Lawmakers in Wisconsin, one of the highest ranked drunk driving states, are attempting to put a halt to repeat OWI (“operating while intoxicated” as it is referred to in the state) offenders with a new bipartisan bill called “5 Strikes and You’re Out.”
The bill, which has received enough support to become law, would prevent people who have been convicted of five driving while intoxicated from having a driver’s license for a minimum of ten years and offenders would not be eligible to apply for an occupational license during this time.
“Once you hit five times – it means you’ve been driving drunk habitually,” said Rep. Andre Jacque (R – De Pere).
Currently, most drunk driving offenders are eligible to have their licenses reinstated three years after serving their sentence and occupational licenses (Wisconsin’s version of California’s restricted license) could be obtained in as little as 45 days.
“In simple terms, it’s five strikes and you’re out,” coauthor, Rep. Eric Genrich (D – Green Bay) told Postcresent.com. “This proposal recognizes that driving is a privilege, not a right.
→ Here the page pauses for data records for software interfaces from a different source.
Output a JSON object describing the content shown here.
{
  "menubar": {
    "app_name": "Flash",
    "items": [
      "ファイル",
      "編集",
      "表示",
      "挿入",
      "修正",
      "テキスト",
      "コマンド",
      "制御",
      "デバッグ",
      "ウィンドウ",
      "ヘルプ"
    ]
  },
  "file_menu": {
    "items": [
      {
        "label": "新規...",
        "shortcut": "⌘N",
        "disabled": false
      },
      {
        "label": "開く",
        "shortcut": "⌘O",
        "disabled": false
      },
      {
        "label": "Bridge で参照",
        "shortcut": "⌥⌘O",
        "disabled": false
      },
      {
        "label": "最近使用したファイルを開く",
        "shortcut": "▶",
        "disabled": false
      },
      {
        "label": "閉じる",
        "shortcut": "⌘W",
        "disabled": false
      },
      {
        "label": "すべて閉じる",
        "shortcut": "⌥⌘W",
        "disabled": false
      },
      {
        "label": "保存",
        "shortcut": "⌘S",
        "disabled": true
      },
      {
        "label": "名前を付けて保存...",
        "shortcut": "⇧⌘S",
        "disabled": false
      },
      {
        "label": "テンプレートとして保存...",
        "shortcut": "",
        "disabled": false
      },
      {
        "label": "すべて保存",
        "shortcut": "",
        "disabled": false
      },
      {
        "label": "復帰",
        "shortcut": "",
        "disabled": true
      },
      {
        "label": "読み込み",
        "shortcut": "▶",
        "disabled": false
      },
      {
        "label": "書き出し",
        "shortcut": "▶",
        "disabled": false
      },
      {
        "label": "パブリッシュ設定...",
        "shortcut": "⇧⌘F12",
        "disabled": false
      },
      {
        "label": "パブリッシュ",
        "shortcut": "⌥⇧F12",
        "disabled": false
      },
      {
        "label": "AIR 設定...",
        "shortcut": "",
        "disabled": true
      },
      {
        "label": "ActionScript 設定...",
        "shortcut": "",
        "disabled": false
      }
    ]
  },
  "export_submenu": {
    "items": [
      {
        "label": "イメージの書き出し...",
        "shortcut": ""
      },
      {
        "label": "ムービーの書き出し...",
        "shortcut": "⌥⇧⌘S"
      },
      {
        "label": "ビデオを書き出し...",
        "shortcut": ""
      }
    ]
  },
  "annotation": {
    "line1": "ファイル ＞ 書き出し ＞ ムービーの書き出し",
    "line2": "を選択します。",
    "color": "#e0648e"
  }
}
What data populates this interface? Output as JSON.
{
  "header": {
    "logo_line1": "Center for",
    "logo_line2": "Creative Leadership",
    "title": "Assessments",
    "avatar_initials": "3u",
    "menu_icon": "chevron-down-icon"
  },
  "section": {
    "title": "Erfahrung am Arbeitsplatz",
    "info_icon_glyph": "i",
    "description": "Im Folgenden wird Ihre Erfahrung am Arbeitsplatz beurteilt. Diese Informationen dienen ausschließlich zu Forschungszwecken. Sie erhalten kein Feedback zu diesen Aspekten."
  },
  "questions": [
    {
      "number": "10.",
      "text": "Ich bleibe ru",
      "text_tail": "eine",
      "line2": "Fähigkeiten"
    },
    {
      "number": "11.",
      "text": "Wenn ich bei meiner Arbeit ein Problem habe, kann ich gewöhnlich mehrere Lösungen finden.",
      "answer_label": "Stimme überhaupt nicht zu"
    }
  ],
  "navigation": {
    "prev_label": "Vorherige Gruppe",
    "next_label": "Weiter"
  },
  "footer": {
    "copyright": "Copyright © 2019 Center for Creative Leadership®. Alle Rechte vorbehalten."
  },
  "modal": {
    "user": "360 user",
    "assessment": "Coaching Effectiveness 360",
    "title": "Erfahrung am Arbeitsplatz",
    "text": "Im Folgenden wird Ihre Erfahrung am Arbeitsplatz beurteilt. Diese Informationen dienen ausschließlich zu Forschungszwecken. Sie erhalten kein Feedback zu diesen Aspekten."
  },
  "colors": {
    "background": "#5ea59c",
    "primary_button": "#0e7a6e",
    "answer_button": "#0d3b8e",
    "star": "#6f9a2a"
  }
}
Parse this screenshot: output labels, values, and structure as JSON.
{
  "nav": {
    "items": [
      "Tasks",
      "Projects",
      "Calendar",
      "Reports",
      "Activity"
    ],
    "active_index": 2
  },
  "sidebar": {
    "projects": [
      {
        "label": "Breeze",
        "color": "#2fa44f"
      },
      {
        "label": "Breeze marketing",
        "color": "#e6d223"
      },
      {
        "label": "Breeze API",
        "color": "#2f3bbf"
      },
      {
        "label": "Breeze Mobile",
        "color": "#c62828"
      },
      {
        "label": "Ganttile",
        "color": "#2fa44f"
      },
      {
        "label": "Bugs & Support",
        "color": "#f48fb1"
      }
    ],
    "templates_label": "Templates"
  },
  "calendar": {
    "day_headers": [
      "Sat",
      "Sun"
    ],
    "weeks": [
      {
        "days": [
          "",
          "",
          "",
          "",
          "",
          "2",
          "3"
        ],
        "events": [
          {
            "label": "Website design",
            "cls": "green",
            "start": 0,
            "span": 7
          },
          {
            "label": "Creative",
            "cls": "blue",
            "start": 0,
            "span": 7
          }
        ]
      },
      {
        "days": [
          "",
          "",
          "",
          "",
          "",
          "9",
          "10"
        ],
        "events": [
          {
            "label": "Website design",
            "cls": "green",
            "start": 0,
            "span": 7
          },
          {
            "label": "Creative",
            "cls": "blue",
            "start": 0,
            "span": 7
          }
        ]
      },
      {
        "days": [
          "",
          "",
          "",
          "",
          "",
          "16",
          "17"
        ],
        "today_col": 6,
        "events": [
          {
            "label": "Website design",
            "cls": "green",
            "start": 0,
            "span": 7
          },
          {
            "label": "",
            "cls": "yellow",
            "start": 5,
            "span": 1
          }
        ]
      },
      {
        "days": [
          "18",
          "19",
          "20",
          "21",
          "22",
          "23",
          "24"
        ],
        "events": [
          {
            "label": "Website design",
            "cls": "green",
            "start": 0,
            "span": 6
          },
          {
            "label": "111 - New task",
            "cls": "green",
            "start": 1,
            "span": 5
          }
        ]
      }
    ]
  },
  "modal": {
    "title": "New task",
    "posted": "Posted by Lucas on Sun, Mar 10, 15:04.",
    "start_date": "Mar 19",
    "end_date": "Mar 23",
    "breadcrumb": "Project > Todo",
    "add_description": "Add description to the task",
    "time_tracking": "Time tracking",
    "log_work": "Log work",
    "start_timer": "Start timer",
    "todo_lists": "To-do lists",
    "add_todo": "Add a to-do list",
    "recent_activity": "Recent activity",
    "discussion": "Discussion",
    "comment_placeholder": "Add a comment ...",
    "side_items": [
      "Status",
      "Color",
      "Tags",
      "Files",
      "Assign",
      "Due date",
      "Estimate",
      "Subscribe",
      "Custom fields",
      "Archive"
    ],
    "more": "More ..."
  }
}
And I think it’s fair to say that if you’ve repeatedly shown that you cannot be a responsible driver, you should be held accountable for that.”
Not everyone, however, is in agreement that the new law will do the job.
“We applaud their initiative,” said MADD lobbyist Frank Harris. “We just think that there are more effective ways to protect the public than just hoping for the best and taking away someone’s license, which as history tells us is not an effective approach.”